The pros and cons of taking out a student loan
There are both pros and cons to taking out a student loan. On one hand, student-loans can have lower interest rates than other types of loans. Additionally, student-loans can be used for a variety of educational expenses, such as tuition, room and board, books and supplies, and transportation costs. On the other hand, you will be responsible for repaying your student loan, with interest, after you graduate or leave school. There are several repayment options available for student-loans, including income-driven repayment plans and extended repayment plans. You should carefully consider all of your options before taking out a student loan.
How to repay your student loan
There are various repayment plans available for student loans, so you should choose the one that best suits your needs. The most common repayment plan is the standard repayment plan, which requires you to make fixed monthly payments for 10 years. Other repayment plans include the income-based repayment plan, the graduated repayment plan, and the extended repayment plan. You can also consolidate your loans, which allows you to combine multiple student-loans into one loan with a single monthly payment. If you are having trouble making your payments, you may be eligible for deferment or forbearance. Lastly, if you default on your student loan, there are serious consequences, such as wage garnishment and damage to your credit score.
The best way to repay your student-loans is to start making payments as soon as possible. By making early payments, you can save money on interest and reduce the overall amount of money you need to repay. You should also consider consolidation if you have multiple student loans. Consolidation can simplify the repayment process and lower your monthly payments. If you are having trouble making your payments, deferment or forbearance may be an option for you. However, defaulting on your loan can have serious consequences, so it is important to try other options first.
The process of taking out and repaying student loans can be daunting, but it doesn’t have to be. By doing your research and understanding all of your options, you can make the best decision for your individual situation.
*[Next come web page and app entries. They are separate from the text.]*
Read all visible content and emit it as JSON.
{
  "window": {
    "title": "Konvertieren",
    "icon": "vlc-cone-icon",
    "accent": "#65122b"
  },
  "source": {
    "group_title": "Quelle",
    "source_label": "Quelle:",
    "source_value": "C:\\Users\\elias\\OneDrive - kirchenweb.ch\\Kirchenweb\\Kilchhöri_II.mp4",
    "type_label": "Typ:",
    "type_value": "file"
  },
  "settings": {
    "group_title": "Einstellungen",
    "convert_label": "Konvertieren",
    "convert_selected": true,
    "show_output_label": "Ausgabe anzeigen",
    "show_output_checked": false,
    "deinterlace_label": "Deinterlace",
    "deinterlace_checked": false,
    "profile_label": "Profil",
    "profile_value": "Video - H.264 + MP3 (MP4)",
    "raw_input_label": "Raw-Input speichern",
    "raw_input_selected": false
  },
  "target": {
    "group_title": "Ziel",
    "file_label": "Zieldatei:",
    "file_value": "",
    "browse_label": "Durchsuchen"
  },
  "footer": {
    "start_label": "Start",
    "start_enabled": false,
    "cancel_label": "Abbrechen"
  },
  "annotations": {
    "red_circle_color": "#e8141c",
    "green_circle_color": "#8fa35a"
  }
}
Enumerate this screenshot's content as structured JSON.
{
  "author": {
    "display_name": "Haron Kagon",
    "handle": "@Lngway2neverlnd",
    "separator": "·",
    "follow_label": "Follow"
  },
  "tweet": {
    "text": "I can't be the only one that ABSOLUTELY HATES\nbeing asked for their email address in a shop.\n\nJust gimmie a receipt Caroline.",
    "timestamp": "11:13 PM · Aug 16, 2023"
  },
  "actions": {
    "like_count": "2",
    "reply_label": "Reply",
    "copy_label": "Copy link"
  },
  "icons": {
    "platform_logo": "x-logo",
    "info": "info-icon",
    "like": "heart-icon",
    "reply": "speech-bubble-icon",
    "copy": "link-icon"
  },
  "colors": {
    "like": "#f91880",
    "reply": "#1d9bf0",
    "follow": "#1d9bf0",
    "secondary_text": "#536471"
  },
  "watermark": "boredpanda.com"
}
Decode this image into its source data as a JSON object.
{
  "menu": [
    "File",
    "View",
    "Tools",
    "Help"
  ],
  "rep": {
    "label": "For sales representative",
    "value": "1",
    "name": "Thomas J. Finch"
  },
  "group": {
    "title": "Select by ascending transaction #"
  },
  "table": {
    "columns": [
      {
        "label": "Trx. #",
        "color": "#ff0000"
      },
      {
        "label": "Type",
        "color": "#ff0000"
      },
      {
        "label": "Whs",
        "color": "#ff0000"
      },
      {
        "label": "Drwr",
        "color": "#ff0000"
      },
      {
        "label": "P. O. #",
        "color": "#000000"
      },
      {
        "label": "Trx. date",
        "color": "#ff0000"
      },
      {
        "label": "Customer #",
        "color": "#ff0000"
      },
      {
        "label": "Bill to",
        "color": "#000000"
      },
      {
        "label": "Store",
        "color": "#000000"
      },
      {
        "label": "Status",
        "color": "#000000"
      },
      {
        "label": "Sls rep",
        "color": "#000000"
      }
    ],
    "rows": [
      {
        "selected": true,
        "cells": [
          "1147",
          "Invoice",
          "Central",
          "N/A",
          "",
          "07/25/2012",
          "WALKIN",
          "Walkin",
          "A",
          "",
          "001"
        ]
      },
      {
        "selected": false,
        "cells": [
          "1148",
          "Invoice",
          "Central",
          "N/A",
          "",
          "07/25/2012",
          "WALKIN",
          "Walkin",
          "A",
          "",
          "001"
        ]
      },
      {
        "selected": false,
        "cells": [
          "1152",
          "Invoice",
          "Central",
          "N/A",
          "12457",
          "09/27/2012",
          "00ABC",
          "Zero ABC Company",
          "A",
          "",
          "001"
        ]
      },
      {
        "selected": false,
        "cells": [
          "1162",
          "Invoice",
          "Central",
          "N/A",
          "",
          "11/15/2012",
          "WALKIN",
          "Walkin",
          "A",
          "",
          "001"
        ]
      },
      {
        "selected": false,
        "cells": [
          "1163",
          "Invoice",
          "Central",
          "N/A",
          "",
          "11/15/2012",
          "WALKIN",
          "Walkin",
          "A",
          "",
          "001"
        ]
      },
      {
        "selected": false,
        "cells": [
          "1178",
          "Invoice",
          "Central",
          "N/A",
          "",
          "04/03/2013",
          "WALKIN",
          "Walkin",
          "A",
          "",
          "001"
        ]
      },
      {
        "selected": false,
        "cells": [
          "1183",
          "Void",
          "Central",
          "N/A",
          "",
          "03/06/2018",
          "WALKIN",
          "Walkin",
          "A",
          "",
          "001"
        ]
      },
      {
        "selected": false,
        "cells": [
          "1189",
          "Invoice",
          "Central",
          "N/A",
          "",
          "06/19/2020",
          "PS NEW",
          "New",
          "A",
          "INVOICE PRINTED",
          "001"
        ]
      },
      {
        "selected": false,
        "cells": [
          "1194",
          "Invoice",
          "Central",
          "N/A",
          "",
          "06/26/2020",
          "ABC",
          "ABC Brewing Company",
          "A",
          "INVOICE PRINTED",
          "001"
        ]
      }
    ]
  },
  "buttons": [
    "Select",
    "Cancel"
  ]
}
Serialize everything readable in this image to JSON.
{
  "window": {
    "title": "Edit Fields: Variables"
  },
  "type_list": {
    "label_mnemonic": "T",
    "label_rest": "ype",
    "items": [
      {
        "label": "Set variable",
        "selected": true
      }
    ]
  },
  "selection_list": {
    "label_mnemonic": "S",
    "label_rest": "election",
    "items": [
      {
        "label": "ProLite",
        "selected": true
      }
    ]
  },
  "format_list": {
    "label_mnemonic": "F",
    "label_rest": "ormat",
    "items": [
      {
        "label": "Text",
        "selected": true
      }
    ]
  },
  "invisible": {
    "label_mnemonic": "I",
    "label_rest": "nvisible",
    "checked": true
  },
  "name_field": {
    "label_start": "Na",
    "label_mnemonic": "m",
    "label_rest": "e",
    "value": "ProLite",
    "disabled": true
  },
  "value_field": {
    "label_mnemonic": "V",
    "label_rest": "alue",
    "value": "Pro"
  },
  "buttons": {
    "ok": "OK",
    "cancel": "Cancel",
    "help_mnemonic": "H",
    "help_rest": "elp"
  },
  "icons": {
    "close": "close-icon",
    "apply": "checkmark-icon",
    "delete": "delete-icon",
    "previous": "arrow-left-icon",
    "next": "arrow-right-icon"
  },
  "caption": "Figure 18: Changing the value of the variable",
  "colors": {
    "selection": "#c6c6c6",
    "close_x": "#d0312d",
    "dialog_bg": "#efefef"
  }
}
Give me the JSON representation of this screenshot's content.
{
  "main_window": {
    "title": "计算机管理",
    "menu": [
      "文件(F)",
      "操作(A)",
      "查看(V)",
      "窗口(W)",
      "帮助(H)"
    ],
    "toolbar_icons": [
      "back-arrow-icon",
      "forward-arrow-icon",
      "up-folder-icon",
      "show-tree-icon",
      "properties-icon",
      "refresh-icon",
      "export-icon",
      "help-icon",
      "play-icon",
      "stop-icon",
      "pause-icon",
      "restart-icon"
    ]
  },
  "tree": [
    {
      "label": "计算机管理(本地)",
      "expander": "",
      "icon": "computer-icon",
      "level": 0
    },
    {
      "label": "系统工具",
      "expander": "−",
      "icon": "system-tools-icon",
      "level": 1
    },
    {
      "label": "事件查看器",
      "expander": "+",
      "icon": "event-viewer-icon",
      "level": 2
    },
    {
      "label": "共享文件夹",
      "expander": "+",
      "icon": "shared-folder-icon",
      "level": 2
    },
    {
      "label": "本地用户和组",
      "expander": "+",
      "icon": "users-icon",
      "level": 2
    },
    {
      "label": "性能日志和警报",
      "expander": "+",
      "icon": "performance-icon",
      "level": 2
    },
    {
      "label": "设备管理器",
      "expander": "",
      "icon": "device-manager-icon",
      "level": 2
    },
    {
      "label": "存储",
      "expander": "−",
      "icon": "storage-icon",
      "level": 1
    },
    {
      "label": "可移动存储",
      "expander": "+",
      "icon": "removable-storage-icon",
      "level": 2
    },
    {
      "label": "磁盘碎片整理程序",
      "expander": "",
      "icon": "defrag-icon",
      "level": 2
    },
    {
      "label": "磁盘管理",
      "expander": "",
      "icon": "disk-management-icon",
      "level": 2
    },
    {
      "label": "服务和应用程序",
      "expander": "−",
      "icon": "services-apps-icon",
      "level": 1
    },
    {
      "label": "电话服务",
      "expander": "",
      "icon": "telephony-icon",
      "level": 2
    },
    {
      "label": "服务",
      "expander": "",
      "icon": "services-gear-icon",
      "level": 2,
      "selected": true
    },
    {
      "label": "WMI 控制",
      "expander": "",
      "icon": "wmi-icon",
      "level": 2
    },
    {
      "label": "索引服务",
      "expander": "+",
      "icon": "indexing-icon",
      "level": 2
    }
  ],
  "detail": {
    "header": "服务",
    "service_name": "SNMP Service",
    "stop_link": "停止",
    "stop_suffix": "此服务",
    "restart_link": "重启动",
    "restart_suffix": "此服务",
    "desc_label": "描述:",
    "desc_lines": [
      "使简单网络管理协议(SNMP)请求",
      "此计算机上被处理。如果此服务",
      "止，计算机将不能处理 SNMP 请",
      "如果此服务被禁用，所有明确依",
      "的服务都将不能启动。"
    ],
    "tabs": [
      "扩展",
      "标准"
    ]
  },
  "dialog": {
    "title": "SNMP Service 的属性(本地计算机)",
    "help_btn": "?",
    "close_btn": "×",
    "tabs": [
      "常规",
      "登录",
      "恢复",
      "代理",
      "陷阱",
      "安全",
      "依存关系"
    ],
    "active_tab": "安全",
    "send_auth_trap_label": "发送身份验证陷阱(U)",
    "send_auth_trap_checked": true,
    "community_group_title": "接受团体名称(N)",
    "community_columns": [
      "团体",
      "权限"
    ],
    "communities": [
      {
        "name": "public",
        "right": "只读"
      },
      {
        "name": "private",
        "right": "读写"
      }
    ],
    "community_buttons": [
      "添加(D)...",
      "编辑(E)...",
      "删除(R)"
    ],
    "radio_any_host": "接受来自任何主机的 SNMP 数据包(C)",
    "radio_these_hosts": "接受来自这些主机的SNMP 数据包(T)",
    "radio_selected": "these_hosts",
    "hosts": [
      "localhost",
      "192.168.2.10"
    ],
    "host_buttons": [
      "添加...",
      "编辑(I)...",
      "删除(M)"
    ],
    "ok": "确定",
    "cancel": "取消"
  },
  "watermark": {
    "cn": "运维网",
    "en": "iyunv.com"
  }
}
And, by making payments on time and in full, you can avoid default and the serious consequences that come with it.